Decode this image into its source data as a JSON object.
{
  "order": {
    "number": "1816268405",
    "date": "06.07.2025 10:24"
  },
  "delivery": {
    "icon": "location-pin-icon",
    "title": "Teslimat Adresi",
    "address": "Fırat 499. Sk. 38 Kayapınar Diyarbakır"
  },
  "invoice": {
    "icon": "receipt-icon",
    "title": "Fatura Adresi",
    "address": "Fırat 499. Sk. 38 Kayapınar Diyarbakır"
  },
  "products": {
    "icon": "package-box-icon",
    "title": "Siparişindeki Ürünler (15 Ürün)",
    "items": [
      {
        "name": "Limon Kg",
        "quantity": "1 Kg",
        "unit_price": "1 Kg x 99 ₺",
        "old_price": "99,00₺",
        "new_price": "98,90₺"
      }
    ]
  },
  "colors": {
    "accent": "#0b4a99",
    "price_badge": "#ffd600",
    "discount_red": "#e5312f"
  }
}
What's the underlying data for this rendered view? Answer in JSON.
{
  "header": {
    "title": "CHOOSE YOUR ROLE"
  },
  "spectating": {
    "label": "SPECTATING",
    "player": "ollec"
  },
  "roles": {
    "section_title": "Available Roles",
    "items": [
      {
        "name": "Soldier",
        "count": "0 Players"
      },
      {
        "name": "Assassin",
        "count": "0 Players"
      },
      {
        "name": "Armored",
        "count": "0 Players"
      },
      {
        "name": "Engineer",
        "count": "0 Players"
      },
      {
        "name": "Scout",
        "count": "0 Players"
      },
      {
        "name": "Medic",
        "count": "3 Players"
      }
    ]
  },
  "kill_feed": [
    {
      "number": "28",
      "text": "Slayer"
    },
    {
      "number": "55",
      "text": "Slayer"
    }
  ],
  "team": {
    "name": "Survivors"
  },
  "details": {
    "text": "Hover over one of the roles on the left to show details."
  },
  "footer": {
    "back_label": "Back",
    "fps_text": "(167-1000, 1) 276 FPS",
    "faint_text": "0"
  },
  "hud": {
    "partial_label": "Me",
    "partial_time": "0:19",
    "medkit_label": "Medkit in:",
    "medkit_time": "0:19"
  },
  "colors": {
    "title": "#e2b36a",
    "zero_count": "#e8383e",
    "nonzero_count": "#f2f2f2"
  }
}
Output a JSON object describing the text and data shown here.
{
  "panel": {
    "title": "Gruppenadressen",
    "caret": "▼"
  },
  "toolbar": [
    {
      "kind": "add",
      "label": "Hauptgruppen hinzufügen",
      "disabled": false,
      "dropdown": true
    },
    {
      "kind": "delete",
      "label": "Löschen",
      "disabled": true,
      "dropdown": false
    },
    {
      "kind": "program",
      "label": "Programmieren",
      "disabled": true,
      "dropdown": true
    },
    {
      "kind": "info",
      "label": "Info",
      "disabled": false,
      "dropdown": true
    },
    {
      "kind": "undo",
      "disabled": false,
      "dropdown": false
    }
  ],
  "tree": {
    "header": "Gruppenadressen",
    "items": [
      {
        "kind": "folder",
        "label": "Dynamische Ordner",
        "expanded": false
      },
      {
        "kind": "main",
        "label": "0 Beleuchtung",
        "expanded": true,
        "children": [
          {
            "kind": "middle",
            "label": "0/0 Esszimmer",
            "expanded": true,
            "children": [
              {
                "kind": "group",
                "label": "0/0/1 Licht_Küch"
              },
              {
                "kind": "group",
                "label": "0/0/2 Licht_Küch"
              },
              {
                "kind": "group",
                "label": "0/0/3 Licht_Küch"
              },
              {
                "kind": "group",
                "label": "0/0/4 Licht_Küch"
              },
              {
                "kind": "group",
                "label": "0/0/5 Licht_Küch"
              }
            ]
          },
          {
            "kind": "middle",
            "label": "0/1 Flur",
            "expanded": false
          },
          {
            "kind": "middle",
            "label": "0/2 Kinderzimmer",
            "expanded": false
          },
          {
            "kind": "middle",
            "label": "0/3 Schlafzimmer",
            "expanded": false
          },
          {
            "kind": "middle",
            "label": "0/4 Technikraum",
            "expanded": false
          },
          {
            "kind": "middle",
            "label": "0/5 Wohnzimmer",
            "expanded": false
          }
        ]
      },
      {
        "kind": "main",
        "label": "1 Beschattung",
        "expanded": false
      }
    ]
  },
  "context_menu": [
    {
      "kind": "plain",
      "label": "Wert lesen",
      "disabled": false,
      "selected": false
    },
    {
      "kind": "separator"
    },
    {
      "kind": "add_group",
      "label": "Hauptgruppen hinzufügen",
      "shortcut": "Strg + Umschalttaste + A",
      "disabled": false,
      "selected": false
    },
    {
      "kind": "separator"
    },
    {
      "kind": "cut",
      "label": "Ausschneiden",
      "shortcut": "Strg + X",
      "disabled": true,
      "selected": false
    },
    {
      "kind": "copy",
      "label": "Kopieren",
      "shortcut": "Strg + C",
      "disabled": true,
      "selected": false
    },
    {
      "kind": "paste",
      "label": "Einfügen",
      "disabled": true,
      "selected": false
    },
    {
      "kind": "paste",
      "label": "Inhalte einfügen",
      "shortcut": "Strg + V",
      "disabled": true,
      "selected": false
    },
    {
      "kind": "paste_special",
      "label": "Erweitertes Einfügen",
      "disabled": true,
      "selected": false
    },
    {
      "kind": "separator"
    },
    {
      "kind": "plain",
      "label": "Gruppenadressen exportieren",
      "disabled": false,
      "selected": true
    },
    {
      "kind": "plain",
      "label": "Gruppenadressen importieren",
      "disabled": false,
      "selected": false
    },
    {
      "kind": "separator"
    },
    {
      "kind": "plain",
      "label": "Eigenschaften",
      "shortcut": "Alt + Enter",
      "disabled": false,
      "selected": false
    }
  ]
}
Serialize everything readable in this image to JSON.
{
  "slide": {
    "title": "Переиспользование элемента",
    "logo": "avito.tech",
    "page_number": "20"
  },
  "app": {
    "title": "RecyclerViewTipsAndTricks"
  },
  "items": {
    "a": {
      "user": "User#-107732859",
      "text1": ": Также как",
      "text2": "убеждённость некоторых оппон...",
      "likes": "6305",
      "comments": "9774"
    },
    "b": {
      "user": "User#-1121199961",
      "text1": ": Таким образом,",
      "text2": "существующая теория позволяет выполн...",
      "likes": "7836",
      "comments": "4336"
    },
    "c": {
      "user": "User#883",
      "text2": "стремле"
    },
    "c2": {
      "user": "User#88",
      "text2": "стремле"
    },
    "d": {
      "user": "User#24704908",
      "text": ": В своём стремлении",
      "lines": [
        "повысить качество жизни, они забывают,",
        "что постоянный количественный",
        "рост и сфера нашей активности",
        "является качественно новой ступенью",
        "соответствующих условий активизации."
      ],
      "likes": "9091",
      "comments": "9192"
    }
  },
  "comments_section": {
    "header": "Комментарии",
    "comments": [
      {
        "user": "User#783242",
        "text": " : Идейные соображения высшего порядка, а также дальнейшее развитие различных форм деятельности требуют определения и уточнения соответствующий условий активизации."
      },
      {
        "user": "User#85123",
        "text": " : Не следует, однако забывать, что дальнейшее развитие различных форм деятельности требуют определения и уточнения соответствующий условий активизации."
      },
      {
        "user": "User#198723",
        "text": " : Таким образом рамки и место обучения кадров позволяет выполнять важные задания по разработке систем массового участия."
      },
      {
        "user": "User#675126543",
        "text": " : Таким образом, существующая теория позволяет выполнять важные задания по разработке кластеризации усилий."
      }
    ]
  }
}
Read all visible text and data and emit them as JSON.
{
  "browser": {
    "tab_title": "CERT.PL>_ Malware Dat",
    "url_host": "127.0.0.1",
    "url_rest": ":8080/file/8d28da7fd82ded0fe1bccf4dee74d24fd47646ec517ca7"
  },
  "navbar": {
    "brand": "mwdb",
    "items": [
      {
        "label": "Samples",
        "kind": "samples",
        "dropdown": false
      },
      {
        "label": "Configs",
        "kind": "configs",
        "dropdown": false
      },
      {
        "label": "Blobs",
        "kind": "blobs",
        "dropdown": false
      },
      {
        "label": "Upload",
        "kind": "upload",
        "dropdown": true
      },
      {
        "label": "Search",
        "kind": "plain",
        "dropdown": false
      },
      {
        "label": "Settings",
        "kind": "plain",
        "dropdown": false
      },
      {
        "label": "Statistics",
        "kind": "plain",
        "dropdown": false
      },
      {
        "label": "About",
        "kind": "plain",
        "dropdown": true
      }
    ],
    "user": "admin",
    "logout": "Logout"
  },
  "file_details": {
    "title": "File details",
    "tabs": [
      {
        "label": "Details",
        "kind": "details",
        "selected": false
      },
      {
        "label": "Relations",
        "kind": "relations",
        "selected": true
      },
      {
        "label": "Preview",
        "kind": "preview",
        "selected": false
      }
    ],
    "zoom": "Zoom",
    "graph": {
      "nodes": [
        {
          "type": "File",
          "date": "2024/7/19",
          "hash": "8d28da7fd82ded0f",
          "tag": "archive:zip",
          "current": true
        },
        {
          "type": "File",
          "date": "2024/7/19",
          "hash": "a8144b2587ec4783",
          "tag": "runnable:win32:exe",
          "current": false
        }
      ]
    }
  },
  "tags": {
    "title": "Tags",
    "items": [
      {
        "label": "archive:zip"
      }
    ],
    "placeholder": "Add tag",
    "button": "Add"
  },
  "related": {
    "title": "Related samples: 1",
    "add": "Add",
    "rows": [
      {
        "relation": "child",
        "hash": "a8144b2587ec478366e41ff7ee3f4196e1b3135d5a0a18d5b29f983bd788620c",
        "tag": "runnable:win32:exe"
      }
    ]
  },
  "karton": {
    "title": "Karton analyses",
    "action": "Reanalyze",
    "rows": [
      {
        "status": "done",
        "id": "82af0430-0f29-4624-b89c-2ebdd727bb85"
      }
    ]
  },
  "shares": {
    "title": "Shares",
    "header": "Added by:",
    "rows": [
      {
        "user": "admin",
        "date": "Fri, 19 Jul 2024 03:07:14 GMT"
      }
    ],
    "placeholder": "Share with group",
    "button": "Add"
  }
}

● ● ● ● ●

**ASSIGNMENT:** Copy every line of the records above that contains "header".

**REPLY TO THE TASK:**
  "header": {
    "header": "Gruppenadressen",
    "header": "Комментарии",
    "header": "Added by:",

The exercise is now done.